I’ve been in Buenos Aires for 3 months now and I really have remained protected in a little bubble that is my social group here; in all the time I have spent here I haven’t once been to the city centre or even seen the famous BA obelisk! Aside from a brief skim of the BA Wikipedia page before I moved here I didn’t really know anything about the history of this city, although I have seen the film about Evita, so I guess if push comes to shove I could probably do a musical number about the popular first lady of Argentina.
My lack of knowledge on the city gave me a perfect excuse to go on a private walking tour with BuenosTours of the city centre, get my bearings as to where the major landmarks are, see some sights and get some historical knowledge (by the bucketload)!
We began by meeting our American tour leader, Jessica, at Basilica de Santo Domingo, a famous and well loved church from the seventeen to eighteen hundreds, in which British invaders were defeated by the defenders of Buenos Aires. The east tower has false cannon balls embedded in it as monument to a great moment in Argentina’s history. We are taken inside the church itself which is as stunning as you’d expect churches from this period, gold leaf adorns the walls and a huge mosaic floor catches your eye instantly. From here we make our way down multiple backstreets where we are shown amazing turn of the century architecture and the difference between the Italian and Parisian influences are explained. Its amazing how the old and the new is melted together on one street, a particularly old and influential historical building has now been turned into a car park!
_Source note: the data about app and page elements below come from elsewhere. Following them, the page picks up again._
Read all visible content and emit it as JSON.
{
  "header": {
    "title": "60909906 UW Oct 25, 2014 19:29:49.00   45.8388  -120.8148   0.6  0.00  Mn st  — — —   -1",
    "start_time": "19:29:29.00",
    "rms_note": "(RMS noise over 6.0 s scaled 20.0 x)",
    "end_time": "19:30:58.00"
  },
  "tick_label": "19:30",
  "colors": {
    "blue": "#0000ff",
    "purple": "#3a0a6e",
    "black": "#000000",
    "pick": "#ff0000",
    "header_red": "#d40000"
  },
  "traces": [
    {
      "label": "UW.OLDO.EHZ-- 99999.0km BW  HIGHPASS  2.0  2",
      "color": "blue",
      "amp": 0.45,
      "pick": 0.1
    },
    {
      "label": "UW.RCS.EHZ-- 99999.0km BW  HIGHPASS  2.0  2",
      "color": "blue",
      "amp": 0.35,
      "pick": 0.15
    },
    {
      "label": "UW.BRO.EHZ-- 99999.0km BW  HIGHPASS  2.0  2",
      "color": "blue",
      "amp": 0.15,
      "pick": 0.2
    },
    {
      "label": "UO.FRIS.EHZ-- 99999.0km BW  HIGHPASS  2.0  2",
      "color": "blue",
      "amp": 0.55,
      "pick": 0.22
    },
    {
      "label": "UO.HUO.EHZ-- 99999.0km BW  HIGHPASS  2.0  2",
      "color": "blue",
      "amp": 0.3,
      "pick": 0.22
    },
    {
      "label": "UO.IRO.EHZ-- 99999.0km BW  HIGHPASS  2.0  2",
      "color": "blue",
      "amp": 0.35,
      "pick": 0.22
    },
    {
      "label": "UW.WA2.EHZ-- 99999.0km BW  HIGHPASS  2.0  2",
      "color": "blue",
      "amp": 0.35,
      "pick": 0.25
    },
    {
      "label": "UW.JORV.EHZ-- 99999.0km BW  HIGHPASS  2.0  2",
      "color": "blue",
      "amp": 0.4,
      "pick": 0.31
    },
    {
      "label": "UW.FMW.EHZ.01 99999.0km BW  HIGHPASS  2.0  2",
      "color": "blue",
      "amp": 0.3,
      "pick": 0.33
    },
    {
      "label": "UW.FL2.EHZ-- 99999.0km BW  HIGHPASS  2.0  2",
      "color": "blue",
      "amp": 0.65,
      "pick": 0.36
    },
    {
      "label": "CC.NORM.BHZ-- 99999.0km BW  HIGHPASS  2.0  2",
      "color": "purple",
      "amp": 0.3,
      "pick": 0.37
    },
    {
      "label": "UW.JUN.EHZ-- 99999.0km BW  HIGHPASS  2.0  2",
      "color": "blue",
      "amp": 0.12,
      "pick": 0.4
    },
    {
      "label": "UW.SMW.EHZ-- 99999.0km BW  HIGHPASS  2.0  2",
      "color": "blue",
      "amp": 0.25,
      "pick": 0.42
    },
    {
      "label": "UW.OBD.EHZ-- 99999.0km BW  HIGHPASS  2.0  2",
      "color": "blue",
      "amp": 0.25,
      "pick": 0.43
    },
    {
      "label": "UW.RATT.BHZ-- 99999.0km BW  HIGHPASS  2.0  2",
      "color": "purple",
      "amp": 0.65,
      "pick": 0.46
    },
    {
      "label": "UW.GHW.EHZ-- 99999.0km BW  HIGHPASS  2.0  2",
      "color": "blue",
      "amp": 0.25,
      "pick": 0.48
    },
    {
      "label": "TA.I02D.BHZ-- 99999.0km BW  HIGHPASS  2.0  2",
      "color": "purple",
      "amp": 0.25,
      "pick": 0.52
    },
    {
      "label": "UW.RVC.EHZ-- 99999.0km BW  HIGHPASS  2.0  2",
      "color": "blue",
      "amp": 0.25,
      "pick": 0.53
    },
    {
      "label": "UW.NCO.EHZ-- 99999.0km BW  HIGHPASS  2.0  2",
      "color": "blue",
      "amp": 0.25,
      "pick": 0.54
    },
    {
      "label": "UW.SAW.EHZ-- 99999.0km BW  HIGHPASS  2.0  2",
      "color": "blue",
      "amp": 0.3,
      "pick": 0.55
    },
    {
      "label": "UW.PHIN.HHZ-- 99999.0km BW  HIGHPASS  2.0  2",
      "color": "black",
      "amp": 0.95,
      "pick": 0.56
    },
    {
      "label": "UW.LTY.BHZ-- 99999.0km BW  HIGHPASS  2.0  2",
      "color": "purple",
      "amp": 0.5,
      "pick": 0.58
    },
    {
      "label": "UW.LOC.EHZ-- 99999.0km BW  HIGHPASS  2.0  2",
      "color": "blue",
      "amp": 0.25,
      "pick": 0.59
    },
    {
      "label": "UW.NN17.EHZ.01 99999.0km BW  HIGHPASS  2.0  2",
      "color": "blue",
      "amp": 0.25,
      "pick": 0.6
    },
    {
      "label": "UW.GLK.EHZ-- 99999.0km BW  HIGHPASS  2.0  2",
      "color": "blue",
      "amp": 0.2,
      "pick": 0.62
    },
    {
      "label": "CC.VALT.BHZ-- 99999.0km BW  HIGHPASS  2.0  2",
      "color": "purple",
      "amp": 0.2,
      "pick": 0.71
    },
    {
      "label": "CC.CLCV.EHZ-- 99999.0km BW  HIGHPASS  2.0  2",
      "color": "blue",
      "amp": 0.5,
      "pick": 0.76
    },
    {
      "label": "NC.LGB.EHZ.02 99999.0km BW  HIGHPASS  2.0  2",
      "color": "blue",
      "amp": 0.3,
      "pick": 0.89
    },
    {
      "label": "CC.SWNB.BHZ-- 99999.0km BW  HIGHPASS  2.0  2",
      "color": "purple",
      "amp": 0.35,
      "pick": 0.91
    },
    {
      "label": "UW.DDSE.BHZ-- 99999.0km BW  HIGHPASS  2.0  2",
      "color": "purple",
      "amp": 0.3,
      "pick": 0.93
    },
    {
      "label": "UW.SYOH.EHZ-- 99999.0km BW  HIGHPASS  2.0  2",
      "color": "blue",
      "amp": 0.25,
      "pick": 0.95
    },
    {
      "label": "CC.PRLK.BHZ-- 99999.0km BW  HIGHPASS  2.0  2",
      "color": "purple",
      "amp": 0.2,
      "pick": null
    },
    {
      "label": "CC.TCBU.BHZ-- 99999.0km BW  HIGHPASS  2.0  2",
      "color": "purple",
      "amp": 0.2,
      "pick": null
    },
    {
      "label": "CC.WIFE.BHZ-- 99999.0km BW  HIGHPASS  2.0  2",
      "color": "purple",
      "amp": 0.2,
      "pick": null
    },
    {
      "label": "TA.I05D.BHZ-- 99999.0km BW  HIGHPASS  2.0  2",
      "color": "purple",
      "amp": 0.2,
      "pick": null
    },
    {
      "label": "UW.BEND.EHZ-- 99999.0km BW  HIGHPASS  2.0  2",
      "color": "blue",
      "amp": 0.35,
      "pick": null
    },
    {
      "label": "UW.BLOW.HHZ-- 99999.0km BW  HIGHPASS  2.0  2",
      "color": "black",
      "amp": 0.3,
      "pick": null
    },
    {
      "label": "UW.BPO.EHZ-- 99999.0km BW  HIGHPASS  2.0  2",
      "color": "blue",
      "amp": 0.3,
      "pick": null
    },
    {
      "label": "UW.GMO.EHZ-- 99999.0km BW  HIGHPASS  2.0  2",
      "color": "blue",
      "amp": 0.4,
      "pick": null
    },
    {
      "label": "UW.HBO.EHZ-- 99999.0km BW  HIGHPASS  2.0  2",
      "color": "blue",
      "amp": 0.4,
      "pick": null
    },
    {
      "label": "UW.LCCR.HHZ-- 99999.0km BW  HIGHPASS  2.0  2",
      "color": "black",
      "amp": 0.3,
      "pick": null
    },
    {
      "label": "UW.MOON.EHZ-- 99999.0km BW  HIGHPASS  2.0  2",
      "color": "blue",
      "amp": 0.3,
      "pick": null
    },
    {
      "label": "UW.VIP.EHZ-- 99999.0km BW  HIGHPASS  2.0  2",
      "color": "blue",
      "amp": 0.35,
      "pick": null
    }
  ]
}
We stop for lunch at a cafe called Tortoni, which we are told is the quintessential cafe of Buenos Aires and I can see why. Opened in 1858 it a gathering place for the cultural elite in the 19th century, particularly for tango, with multiple stages for shows to take place and pictures and paintings of renowned visitors adorn the walls. The waiters still wear the same tuxedo uniform (not literally I hope) from the 1800’s.
After lunch we walk across the “self-proclaimed widest avenue in the world” and take the subway “the Subte” towards the main plaza to see the pink house and other landmarks. The reason I’m including the subway at all is because you take Line A, which involves a ride on the oldest subway in the southern hemisphere complete with ‘original’ wooden carriages from 1913. I have no idea if this was a kind of ship of Theseus (Trigger’s broom to UK readers) but it was still very impressive!
Upon exiting the subway we arrived at the main Plaza del Mayo, home to the metropolitan cathedral and the famous Pink House, from where the most beloved leaders in Argentina made their historical and moving speeches. I have to admit, having been dragged through most churches, cathedrals, museums, art exhibits and landmarks in Europe, I have always been underwhelmed by most architecture, but I was still impressed by the grandeur of both buildings and Jessica’s knowledge was extensive to say the least. She answered all the questions I asked and even some that I didn’t, which is a skill in itself! 3 hours was the perfect length of the tour for me personally, although if you are a history buff or want a more relaxed tour without having to rush I could see the appeal of the longer tour that they offer. There were other locations I haven’t mentioned here that are worth seeing but if you want to see for yourself then pop along on a private tour, its a far more intimate experience than going with one of the larger public tours and you really aren’t left wanting for information!
By Richard Porter. Richard works at The Argentine Experience.